She was at the forefront of the movement towards simple cooking using the best quality local ingredients, years before this style became the norm. Her Anglo-Belgian roots and a period spent in East Africa, where she met Wolfie in 1942 while they were both on war postings in Mombasa, contributed to this simply prepared food, occasionally punctuated by the appearance of a fish curry or an exotically spiced dish.
Wolfenden taught herself how to cater for large numbers "by scaling up my dinner-party recipes". Her approach was a revelation to a post-war Britain emerging from food rationing. Nothing was done to excess but everything was generous.
She presided over "PV" with an enjoyment of life and open-heartedness, yet was capable of disciplining the Spanish staff, or a recalcitrant guest, with her basilisk eye. Unusually for an English family restaurant the quality and ambience continued into the next generation when her son John and daughter-in-law Rosalind took over in the late 1960s, and Peacock Vane appeared in Egon Ronay's good food guide for nearly 30 years, until it was sold in 1986.
Joan Wolfenden saw the natural, God-given wholeness of things. No food was wasted from the kitchens. Superb stockpots were always on the hob and that which could not be recycled through people was recycled through the compost heaps of the kitchen garden. Situated just above the hotel at Bonchurch, the garden at her home, Yaffles, was a joy. The house had belonged to the writer Henry De Vere Stacpoole and was laid out in the Victorian Italianate style, cascading down a steep chalk cliff overlooking the English Channel. Wolfenden used a mixture of local flowers and exotic plants to create a marvellously rich, yet understated, garden which she opened a few times during the year to swell church funds.
She always had new projects on the go. A natural teacher keen to pass on her skills, on retirement she became a prolific writer and publisher. Her hand-written books became collectors' items. On the cookery front she published Recipes To Relish (1979), Banqueting For One (1985), Feasting with a Fork (1986) and, with Madeline Masson, The Grand Salad (1984) and a number of small "pocket" recipe books. On gardening, she published The Glory of the Garden (1982) and The Year at Yaffles (1987), and in addition there was The Satisfaction of Stitchery (1983) and, with Joanne Wright, Granny You're Fat (1986). All are skilfully designed, a pleasure to read and full of practical hints. Her marketing style was to fill her fast car with books and take them around booksellers in the South of England making them offers they could not afford to miss.

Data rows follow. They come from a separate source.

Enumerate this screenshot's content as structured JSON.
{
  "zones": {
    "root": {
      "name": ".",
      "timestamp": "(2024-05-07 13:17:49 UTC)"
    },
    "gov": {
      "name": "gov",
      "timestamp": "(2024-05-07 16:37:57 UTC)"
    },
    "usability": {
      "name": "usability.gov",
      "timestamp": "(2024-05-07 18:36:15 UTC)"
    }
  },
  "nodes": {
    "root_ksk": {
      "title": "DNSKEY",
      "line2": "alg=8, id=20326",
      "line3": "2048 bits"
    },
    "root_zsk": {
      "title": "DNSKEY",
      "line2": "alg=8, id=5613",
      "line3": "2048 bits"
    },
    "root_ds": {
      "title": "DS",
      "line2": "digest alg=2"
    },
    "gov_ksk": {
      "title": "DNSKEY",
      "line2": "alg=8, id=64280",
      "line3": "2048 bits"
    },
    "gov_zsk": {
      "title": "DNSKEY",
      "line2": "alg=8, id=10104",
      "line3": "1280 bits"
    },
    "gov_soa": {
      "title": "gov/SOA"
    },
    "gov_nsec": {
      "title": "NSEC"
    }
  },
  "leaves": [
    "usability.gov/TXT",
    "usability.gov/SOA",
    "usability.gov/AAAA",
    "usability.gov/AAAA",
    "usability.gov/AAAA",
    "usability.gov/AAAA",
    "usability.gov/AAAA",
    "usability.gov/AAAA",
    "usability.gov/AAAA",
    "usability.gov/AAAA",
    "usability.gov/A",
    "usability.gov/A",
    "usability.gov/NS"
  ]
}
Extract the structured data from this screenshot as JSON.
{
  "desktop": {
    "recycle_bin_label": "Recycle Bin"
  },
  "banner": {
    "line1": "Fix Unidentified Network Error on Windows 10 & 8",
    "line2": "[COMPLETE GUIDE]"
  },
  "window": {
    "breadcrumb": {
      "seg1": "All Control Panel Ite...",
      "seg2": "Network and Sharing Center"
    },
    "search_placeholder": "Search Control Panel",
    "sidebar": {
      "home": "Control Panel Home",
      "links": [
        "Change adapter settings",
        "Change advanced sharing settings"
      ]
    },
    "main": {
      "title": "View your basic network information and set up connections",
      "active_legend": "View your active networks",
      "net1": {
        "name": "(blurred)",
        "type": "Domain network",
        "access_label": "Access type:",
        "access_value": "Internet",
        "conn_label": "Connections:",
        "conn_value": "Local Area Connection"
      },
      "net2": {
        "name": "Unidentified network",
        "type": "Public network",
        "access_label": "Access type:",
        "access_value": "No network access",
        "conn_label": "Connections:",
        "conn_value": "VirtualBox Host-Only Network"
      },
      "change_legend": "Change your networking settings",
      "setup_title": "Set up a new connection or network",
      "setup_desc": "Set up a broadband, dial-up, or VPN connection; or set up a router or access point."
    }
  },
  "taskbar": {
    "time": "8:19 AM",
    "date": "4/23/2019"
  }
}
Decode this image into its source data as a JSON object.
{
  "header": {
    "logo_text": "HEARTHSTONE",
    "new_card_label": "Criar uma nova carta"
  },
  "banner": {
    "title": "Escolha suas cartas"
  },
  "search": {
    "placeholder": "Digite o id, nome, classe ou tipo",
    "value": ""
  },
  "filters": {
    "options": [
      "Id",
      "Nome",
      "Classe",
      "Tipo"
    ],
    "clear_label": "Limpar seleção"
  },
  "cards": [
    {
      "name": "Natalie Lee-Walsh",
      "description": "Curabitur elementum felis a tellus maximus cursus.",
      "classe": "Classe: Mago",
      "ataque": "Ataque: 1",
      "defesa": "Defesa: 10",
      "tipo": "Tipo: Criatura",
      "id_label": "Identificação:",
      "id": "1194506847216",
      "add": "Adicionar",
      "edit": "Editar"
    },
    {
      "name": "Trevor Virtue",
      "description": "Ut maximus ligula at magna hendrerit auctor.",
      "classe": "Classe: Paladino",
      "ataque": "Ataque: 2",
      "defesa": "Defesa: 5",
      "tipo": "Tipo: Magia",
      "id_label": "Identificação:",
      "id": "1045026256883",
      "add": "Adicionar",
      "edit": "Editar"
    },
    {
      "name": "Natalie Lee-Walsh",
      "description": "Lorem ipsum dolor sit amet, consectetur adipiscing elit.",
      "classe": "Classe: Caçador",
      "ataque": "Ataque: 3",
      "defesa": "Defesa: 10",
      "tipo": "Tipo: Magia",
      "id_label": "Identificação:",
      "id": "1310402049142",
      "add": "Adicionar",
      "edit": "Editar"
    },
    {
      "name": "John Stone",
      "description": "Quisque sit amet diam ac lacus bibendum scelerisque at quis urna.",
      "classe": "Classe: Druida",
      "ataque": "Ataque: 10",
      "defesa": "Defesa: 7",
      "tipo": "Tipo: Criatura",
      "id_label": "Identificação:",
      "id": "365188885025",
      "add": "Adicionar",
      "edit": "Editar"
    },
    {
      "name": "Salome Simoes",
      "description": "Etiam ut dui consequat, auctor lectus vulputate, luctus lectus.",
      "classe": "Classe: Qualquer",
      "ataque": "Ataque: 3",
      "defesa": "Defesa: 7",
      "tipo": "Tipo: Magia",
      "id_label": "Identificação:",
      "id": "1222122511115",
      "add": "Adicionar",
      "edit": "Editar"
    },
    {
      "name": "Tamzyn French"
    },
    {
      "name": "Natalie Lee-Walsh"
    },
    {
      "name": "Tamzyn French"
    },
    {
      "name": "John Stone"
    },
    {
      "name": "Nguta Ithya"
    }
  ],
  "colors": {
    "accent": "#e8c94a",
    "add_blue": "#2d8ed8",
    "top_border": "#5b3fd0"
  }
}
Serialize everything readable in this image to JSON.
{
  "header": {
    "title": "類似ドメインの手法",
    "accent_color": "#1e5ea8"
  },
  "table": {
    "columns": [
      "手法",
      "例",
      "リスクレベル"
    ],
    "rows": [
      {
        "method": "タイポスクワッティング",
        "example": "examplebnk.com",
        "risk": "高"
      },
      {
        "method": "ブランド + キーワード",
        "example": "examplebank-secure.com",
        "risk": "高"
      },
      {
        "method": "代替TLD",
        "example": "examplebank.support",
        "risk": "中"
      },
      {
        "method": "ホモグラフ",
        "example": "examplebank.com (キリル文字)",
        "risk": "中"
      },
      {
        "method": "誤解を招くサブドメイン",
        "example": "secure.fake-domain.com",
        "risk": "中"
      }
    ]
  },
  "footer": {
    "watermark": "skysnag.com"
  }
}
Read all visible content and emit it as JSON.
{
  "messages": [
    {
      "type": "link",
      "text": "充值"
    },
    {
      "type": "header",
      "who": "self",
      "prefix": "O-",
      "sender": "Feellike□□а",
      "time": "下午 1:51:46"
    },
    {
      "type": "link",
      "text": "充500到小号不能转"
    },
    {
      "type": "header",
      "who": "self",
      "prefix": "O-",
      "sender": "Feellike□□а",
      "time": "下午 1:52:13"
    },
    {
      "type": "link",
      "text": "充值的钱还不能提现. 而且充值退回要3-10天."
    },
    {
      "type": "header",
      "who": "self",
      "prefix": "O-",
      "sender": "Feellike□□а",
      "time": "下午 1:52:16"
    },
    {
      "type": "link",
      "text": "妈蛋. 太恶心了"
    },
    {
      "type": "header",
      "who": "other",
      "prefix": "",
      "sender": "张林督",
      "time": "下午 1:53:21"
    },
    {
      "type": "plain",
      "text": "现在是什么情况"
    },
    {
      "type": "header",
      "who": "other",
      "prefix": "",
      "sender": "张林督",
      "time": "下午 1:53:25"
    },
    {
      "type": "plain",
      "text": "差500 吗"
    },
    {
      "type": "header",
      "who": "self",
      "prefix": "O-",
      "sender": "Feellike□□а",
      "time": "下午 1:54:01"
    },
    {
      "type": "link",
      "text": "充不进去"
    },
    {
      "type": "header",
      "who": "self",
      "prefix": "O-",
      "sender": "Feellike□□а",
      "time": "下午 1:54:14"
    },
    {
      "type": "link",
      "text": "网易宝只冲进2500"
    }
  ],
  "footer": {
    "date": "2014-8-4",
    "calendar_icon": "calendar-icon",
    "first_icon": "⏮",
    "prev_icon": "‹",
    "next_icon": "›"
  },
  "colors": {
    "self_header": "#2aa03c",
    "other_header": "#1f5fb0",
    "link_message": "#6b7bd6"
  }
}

Wolfenden was a mainstay of her parish church, St Boniface, Bonchurch, and devoted years to transforming the internal soft furnishings of wall- hangings, tapestries, and hassocks, often involving the local people in the embroidery until the church glowed with her designs. Finding that it was not possible to be buried in her beloved garden, and living beside the churchyard, a final wish was "just to be tipped over the churchyard wall".
Joan Alice Colinvaux, restaurateur and writer: born 5 December 1920; married 1943 Alfred Wolfenden (one son, one daughter); died Bonchurch, Isle of Wight 10 February 1996.Reuse content